[[ Material provided, beginning ]]

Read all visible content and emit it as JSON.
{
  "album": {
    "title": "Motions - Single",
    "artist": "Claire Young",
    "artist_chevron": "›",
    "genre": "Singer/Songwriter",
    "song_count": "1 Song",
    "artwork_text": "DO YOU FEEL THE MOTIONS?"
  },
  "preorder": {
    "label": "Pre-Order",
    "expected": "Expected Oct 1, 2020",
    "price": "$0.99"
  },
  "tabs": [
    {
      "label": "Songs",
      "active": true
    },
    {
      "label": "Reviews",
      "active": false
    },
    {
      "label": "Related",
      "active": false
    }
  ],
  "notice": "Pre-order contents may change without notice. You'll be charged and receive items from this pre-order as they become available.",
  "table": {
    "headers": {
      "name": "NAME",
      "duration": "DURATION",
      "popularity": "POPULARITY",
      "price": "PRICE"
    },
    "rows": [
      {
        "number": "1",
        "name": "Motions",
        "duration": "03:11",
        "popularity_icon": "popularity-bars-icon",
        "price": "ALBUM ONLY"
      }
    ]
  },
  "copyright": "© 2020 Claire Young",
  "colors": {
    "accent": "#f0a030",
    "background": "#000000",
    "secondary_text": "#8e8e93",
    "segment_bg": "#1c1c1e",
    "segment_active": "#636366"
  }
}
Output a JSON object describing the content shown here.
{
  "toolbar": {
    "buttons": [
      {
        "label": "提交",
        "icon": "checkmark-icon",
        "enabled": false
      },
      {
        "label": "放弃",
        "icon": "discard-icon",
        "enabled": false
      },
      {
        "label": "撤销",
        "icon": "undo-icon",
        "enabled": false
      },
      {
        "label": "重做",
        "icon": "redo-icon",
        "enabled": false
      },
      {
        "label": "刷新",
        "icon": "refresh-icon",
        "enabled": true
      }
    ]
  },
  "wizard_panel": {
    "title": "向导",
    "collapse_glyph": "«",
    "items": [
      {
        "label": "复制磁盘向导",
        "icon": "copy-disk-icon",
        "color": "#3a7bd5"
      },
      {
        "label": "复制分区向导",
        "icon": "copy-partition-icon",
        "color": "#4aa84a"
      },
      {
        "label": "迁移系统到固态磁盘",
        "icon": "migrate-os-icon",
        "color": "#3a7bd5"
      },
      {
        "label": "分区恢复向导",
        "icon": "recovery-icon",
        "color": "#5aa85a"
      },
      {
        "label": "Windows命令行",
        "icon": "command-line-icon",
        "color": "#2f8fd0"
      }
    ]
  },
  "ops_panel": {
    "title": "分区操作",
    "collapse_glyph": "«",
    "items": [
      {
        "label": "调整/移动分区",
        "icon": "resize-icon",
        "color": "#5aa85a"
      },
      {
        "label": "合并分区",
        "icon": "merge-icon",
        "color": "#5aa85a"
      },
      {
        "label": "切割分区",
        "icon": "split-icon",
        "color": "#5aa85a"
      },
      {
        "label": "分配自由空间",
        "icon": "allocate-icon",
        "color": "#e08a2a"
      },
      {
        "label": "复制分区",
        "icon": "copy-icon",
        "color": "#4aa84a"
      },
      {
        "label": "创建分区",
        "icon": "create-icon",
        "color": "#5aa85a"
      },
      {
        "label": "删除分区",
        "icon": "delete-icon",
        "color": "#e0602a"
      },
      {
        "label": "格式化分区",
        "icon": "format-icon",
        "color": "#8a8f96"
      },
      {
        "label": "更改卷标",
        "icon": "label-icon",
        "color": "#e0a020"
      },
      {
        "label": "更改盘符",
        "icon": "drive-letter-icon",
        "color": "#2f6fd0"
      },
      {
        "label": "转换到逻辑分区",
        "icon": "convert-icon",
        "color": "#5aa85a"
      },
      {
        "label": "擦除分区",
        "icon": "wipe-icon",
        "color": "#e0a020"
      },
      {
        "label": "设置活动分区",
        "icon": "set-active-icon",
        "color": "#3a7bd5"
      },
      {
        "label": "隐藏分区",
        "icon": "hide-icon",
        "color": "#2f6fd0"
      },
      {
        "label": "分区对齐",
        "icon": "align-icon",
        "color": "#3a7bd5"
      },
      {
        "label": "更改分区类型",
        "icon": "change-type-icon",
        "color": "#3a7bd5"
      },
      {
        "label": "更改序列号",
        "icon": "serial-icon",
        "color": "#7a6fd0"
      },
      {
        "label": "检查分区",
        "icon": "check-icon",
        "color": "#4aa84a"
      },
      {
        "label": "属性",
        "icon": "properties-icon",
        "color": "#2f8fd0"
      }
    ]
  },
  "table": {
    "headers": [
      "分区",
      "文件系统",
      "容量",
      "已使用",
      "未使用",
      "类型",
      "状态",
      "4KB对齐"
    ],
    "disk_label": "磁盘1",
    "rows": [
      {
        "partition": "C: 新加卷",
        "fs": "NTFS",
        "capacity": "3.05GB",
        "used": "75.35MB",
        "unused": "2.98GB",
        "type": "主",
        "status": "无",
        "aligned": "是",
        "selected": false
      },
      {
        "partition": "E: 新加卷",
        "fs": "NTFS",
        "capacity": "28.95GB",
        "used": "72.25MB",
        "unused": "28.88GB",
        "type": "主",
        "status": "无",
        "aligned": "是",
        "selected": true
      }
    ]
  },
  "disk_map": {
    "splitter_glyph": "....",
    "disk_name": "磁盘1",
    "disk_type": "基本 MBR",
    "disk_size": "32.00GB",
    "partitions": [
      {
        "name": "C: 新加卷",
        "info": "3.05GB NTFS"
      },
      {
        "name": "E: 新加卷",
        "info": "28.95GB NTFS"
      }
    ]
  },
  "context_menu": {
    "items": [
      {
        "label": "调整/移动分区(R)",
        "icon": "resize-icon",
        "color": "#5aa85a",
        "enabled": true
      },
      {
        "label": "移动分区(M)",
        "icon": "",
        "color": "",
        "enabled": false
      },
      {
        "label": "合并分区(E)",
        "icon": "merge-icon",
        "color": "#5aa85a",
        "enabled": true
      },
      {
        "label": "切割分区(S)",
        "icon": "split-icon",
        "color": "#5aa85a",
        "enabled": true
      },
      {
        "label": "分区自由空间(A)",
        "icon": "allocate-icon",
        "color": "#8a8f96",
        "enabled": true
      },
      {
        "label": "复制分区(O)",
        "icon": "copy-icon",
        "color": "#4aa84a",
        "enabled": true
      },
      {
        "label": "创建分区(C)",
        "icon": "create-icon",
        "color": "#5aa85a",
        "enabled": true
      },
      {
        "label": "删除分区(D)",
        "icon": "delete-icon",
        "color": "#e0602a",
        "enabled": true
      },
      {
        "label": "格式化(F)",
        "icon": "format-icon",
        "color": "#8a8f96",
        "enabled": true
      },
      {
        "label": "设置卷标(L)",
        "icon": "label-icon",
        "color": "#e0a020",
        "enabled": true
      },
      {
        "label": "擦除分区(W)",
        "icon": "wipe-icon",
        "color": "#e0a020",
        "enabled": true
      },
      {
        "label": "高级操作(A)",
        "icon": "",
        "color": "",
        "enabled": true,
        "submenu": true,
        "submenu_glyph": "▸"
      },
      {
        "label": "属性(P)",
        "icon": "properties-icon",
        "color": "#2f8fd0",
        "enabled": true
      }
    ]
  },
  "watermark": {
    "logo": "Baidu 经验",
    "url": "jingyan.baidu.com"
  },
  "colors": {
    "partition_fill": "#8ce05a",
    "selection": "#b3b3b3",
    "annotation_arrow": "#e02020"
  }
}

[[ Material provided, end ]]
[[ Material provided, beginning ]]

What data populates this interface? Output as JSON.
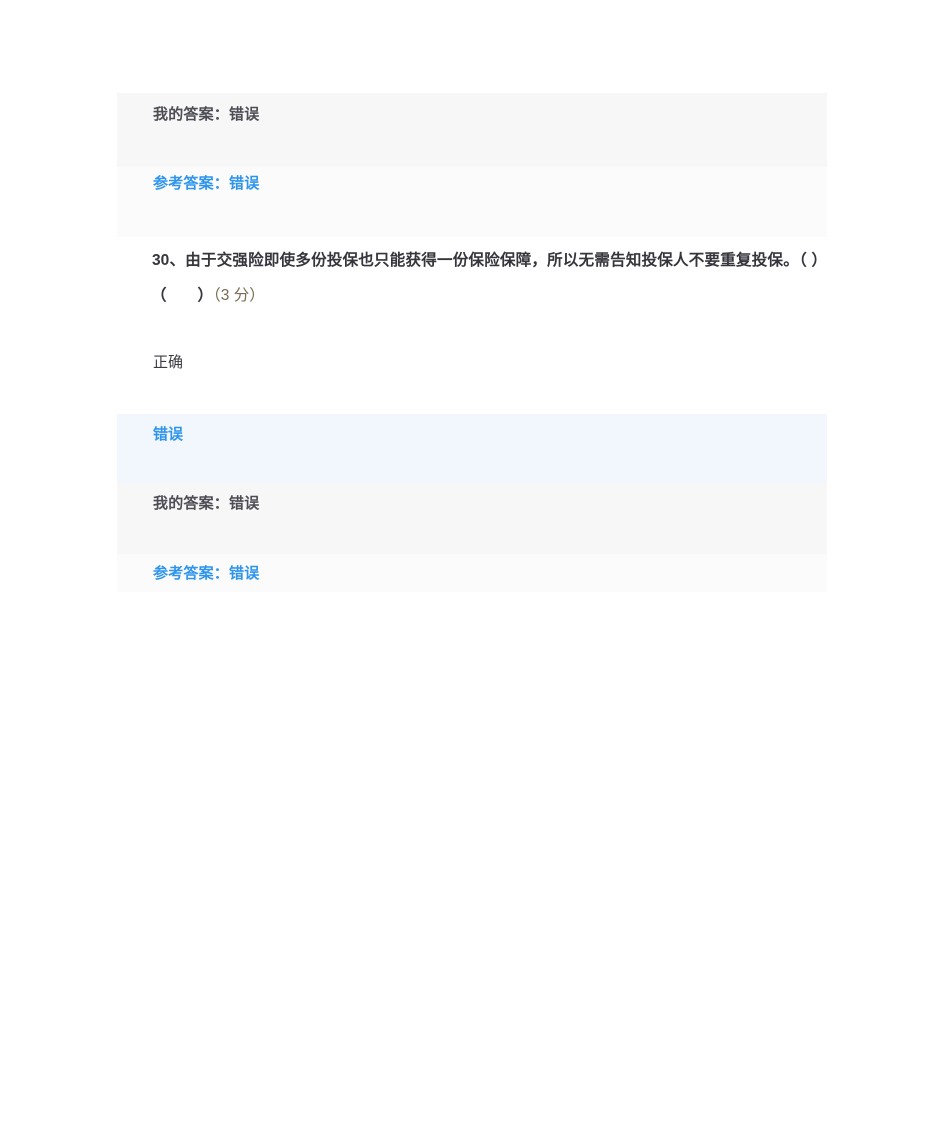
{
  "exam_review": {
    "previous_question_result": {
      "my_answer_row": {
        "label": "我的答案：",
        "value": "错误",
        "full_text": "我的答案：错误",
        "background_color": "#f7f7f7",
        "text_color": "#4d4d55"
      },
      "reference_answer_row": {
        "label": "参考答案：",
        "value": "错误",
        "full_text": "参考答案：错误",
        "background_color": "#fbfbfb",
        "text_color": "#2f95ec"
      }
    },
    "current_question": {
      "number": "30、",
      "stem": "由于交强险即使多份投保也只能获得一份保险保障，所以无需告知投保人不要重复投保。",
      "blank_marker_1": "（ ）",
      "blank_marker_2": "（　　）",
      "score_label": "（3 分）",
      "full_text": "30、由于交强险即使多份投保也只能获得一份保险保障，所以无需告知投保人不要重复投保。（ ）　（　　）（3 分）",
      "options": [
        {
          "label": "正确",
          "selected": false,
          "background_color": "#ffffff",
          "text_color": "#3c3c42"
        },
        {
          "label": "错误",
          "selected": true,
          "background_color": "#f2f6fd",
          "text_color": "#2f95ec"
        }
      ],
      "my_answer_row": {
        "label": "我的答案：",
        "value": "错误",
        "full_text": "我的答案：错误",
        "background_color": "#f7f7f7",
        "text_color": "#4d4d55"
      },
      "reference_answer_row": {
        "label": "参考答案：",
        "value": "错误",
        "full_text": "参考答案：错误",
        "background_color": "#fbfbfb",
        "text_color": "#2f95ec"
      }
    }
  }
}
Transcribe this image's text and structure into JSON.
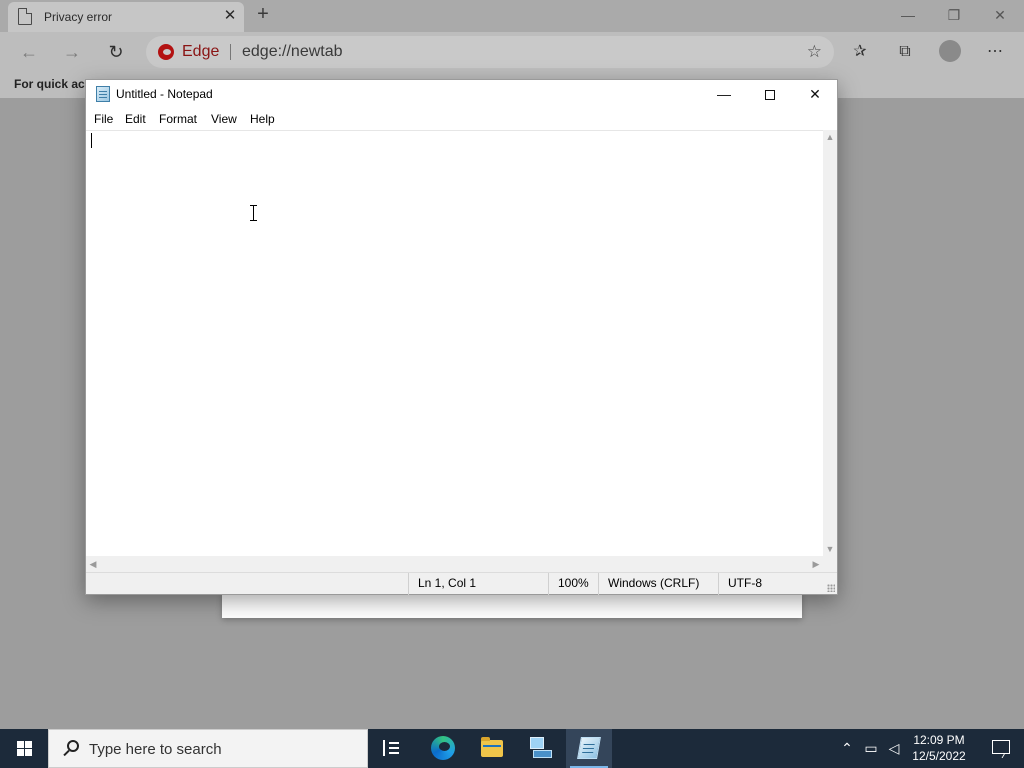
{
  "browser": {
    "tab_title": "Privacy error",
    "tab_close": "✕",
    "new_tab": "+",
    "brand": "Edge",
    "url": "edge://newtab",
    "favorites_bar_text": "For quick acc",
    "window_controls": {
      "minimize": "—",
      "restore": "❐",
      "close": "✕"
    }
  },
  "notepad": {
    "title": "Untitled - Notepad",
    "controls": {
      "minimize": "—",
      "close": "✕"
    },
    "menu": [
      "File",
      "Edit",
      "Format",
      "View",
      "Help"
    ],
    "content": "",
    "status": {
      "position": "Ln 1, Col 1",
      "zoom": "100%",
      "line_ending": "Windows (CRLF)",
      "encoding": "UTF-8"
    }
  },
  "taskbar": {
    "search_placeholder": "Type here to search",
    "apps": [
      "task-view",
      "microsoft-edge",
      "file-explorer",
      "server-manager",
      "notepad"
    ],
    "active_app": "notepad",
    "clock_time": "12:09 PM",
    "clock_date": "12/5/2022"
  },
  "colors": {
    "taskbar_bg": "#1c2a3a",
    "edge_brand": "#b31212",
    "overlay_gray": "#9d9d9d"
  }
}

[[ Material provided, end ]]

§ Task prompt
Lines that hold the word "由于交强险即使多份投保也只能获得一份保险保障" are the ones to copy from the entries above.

§ Response area
      "stem": "由于交强险即使多份投保也只能获得一份保险保障，所以无需告知投保人不要重复投保。",
      "full_text": "30、由于交强险即使多份投保也只能获得一份保险保障，所以无需告知投保人不要重复投保。（ ）　（　　）（3 分）",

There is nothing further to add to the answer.